Standing up for stroke rehabilitation

Rehab Med PhD student receives AIHS award to study and promote functionality in stroke patients

Amanda McCarthy - 31 August 2016

The brain is the most important part of our body. It manages and controls all of our major functions-thinking, feeling, moving and speaking. Things we do every day. Now, imagine your ability to complete one or more of those functions became limited, or at worst, was taken away from you. That's what it's like for the hundreds of thousands of individuals in Canada who have experienced a stroke.

The Heart and Stroke Foundation of Canada estimates that more than 400,000 Canadians are living with long-term effects of stroke-a number that is on the rise. While the effects of a stroke can be debilitating, Victor Ezeugwu is looking to get people back on their feet-literally.

"Because stroke affects mobility, my research focuses on new ways to reduce sitting time in the first six months after stroke," says Ezeugwu, who is currently completing his PhD in Rehabilitation Science in the Faculty of Rehabilitation Medicine at the University of Alberta and is set to graduate in approximately one to two years.

"Sitting for long periods of time can affect health. It reduces function because the muscles tend to shut down if they aren't used," he says. "We want to make sure that people who have experienced a stroke are working to regain their functionality."

Ezeugwu, who is originally from Nigeria where he spent 13 years working with individuals who have suffered a stroke, has created a specialized study in hopes of helping individuals conquer the sedentary lifestyle that may occur after a stroke. The study, Stand Up Frequently From Stroke (STUFFS), will have participants completing light intensity movement throughout the day, about every half hour, in hopes of reducing sitting time. Patients participate outside of formal therapy and are monitored/followed-up with for approximately 16 weeks.

"We break it up into phases. The first week involves activity monitoring to get to know the patient's usual activity behaviour. After that we review the activity data to identify areas of high sedentary behaviour and work with the patient to develop action plans to 'sit less and move more,'" He explains. "The intervention phase lasts for eight weeks and also involves activity monitoring-using a wrist-worn activity monitor which serves as a motivational tool and also tracks adherence to the intervention.

There are also post-intervention and follow-up phases to reassess activity behaviour and function to evaluate change and retention, respectively

Ezeugwu's research with stroke rehabilitation won him the Alberta Innovates Health Solutions Clinician Fellowship Award this past July. The Clinician Fellowship Award provides support to health professionals looking to take on or expand on clinical research pertaining to health issues in the community that need to be addressed. With stroke being at a high prevalence in Canada, Ezeugwu's research fit the bill.

"Aside from functionality issues, sitting for too long when you've experienced a stroke can also produce new adverse health issues, such as heart disease and unstable levels of blood glucose and insulin, which are risk factors for the recurrence of a stroke," he explains.

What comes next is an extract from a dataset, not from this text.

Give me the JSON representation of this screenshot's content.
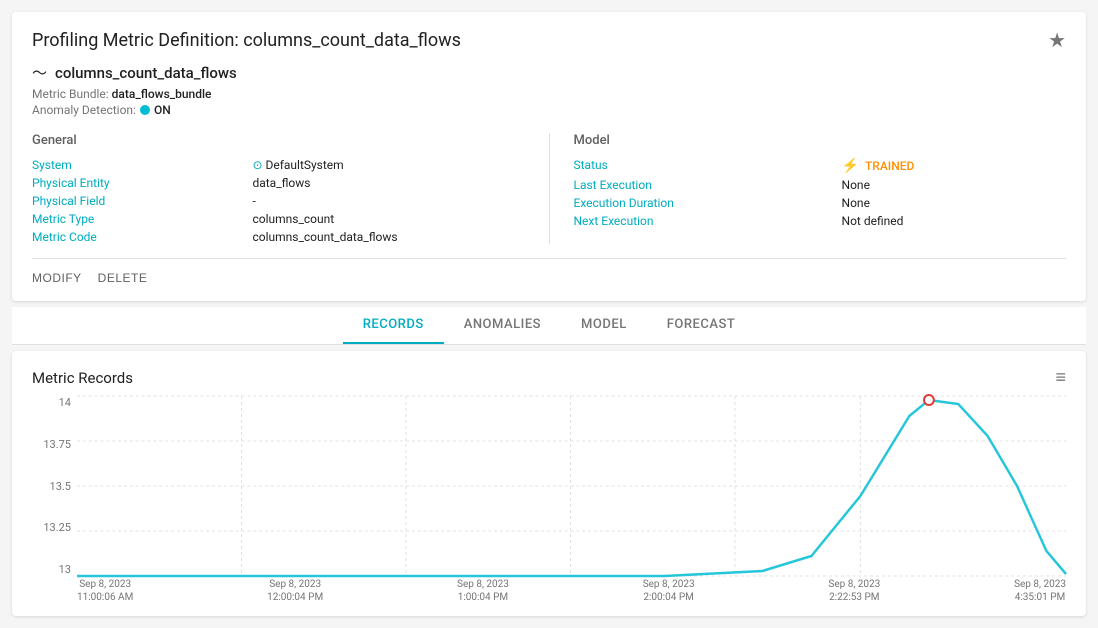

"We're trying to get people to make that transition from sitting to standing and taking steps. We want them to become confident that they can actually reduce the amount of time spent being sedentary."

The study is an important milestone in Ezeugwu's career, and he has no plans of slowing down when it comes to his research.

"The research we are doing now is with a single group and we are looking at feasibility. The next stage will be a control group. The hope is to compare the outcomes to get the best results possible."

And when it comes to his career goals? There's no stopping him there, either.

"I'm going to be completing a post-doctoral program after I'm done with my rehabilitation science degree. My career path is extending toward becoming a clinician-scientist. It's exciting," he smiles.

But before he can move on to bigger plans, Ezeugwu is focusing on making sure his study is successful. Winning the AIHS award is definitely a step in the right direction.

"I'm grateful to have gotten this award, because it will really help with my research and moving it forward," he says. "I encourage all research students to get out there and apply for awards like this, because it really does make a difference.

There are a lot of opportunities out there. So don't give up."